Skip to content

Breast Cancer Health Center

Select An Article

Cancer-Related Fatigue

Font Size

Conserve Your Energy continued...

Balance periods of rest and work. Use your energy only on important tasks. Schedule rest before you become fatigued -- frequent, short rests are helpful.

Alternate sitting and standing. When sitting, use a chair with good back support. Sit up with your back straight and your shoulders back.

Try to work without bending over; adjust the level of your work instead. When you have to lift something, bend your knees and use your leg muscles to lift, not your back. Don't bend forward at the waist with your knees straight.

Limit work that requires reaching over your head or that adds to muscle tension. Change where you store items to reduce trips or reaching. Use long-handled tools. Rather than moving a large load, break it into smaller ones, or use a cart.

Breathe evenly; don't hold your breath. Wear comfortable clothes to allow for free and easy breathing.

Avoid too hot or too cold temperatures. Don't take long, hot showers or baths.


Get Good Nutrition

Cancer-related fatigue can get worse if you are not eating enough or if you are not eating the right foods. Maintaining good nutrition can help you feel better and have more energy. Here are some ways to improve your nutrition:

Get enough calories. If you have cancer, you need about 15 calories per pound of weight if your weight has been stable. Add 500 calories per day if you have lost weight. For example, a person who weighs 150 pounds needs about 2,250 calories per day to maintain his or her weight.

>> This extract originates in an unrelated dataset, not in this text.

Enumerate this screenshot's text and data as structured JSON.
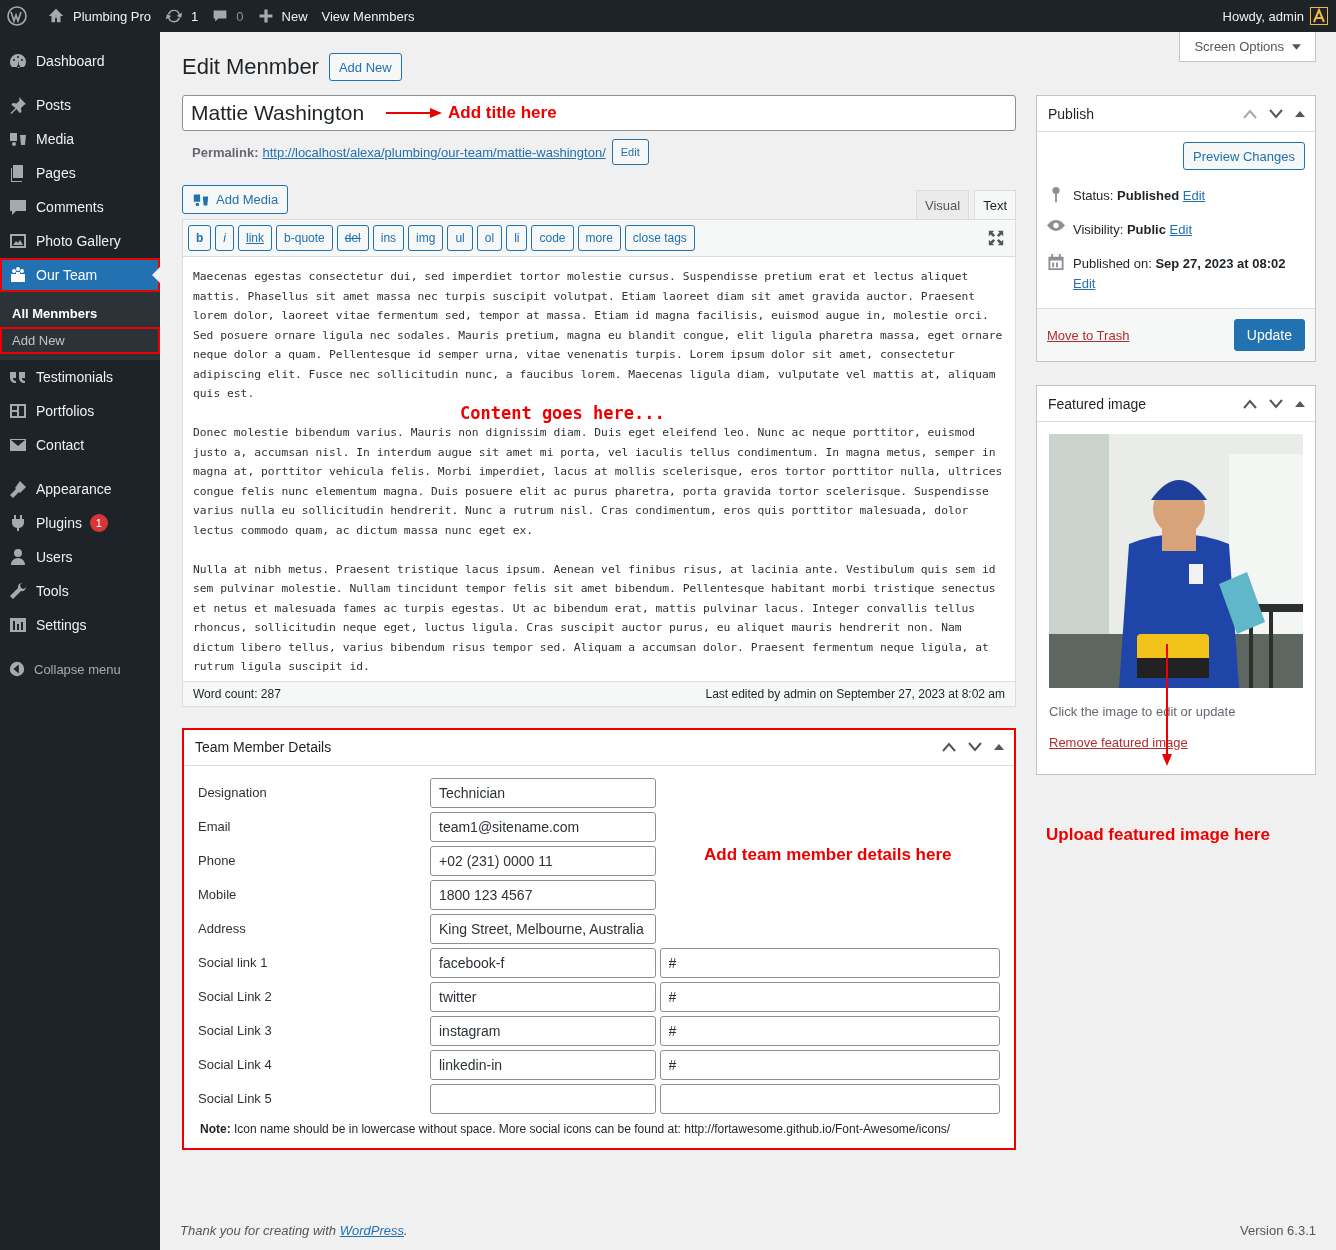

Get plenty of protein. Protein rebuilds and repairs damaged cells. Adult women need about 46 grams per day, and adult men need 56 grams per day. Good sources of protein include dairy foods, meat, eggs, and beans.

Drink plenty of fluids. Fluids will prevent fatigue that comes from dehydration, plus help you get calories. Drink water, juice, milk, broth, milkshakes, and other beverages. Try to avoid drinks with caffeine. You'll need more fluids if you have vomiting or diarrhea.

Get enough vitamins. Take a vitamin supplement if you're not sure you are getting enough nutrients. A multivitamin provides many of the nutrients your body needs. But vitamin supplements don't have calories, so make sure you eat nutritious foods to get your calories.

See a dietitian. A registered dietitian can help you with any eating problems that may be interfering with proper nutrition (such as problems swallowing, changes in tastes, or feeling full quickly). A dietitian can also suggest ways to get more calories and protein in smaller amounts of food.

Next Article:

Today on WebMD

Breast Cancer Overview
From self-exams and biopsies to reconstruction, we’ve got you covered.
Dealing with breast cancer
Get answers to your questions.
woman having mammogram
Experts don’t agree on all fronts, but you can be your own advocate.
woman undergoing breast cancer test
Many women worry. But the truth? Most abnormalities aren’t breast cancer.
Breast Cancer Treatments Improving
Resolved To Quit Smoking
Woman getting mammogram
Screening Tests for Women
ovarian cancer overview slideshow
serious woman
what is your cancer risk
10 Ways to Revitalize Slideshow